▸ **WHAT YOU WILL DO**
Determine how many lines below contain the word "replit", then write that number by itself.

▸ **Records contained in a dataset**
········

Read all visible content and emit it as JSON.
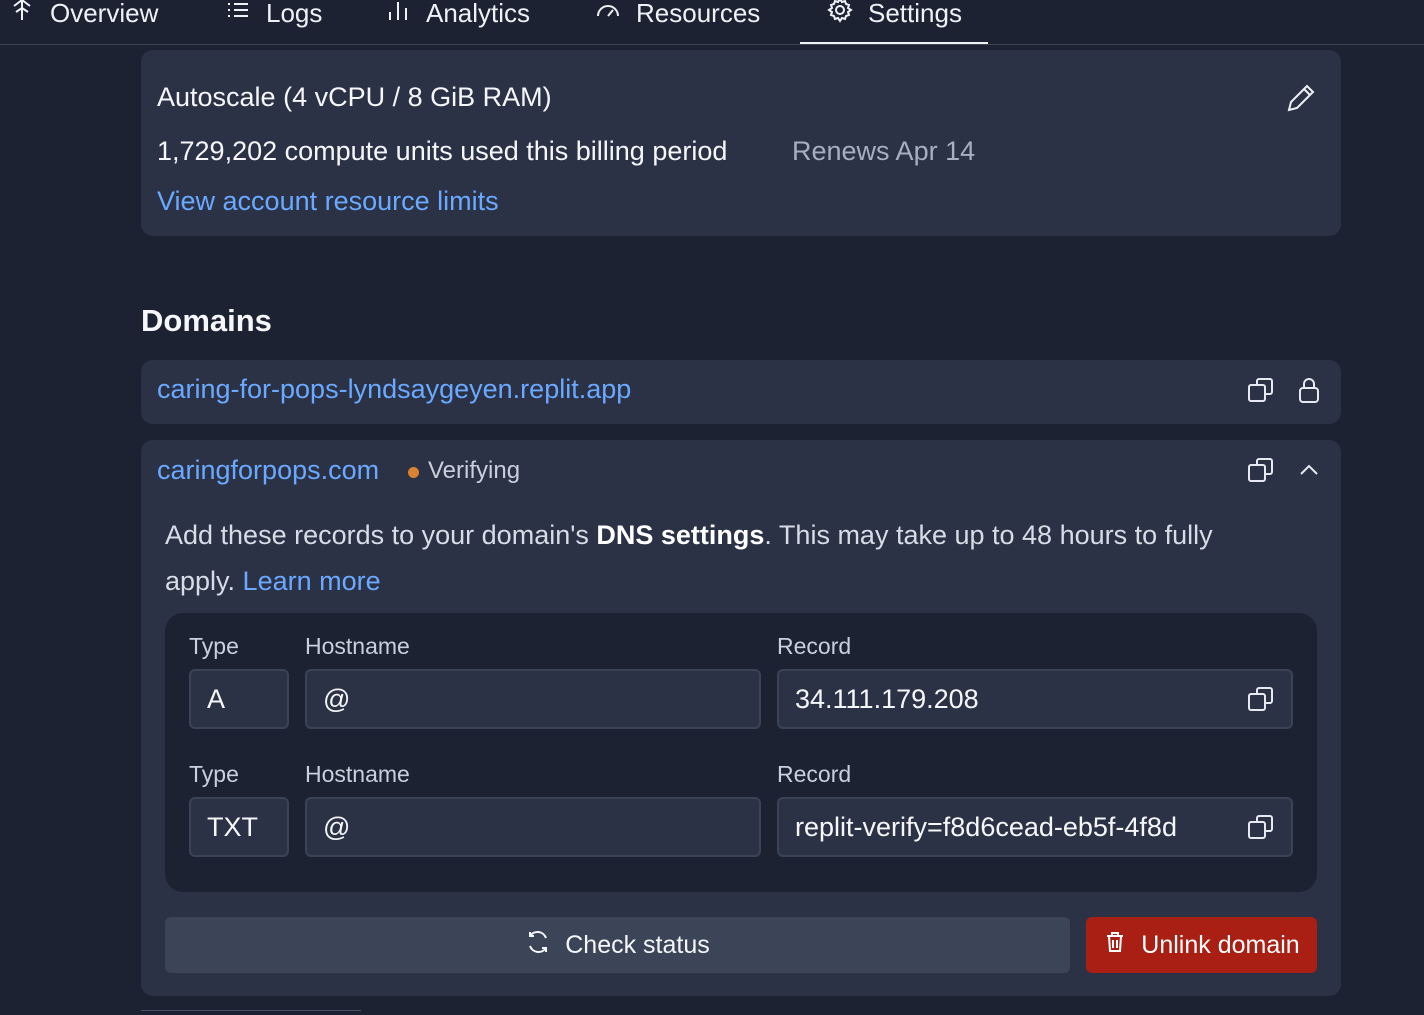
{
  "tabs": [
    {
      "label": "Overview",
      "icon": "overview-icon"
    },
    {
      "label": "Logs",
      "icon": "list-icon"
    },
    {
      "label": "Analytics",
      "icon": "bar-chart-icon"
    },
    {
      "label": "Resources",
      "icon": "gauge-icon"
    },
    {
      "label": "Settings",
      "icon": "gear-icon",
      "active": true
    }
  ],
  "plan": {
    "title": "Autoscale (4 vCPU / 8 GiB RAM)",
    "usage": "1,729,202 compute units used this billing period",
    "renews": "Renews Apr 14",
    "limits_link": "View account resource limits"
  },
  "domains": {
    "heading": "Domains",
    "primary": {
      "url": "caring-for-pops-lyndsaygeyen.replit.app"
    },
    "custom": {
      "url": "caringforpops.com",
      "status": "Verifying",
      "status_color": "#d98232",
      "desc_prefix": "Add these records to your domain's ",
      "desc_bold": "DNS settings",
      "desc_suffix": ". This may take up to 48 hours to fully apply. ",
      "learn_more": "Learn more",
      "labels": {
        "type": "Type",
        "hostname": "Hostname",
        "record": "Record"
      },
      "records": [
        {
          "type": "A",
          "hostname": "@",
          "record": "34.111.179.208"
        },
        {
          "type": "TXT",
          "hostname": "@",
          "record": "replit-verify=f8d6cead-eb5f-4f8d"
        }
      ],
      "check_status": "Check status",
      "unlink": "Unlink domain"
    }
  },
  "colors": {
    "accent": "#6aa9ff",
    "danger": "#a91f14",
    "background": "#1c2232",
    "card": "#2b3245"
  }
}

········

▸ **WORKED SOLUTION**
2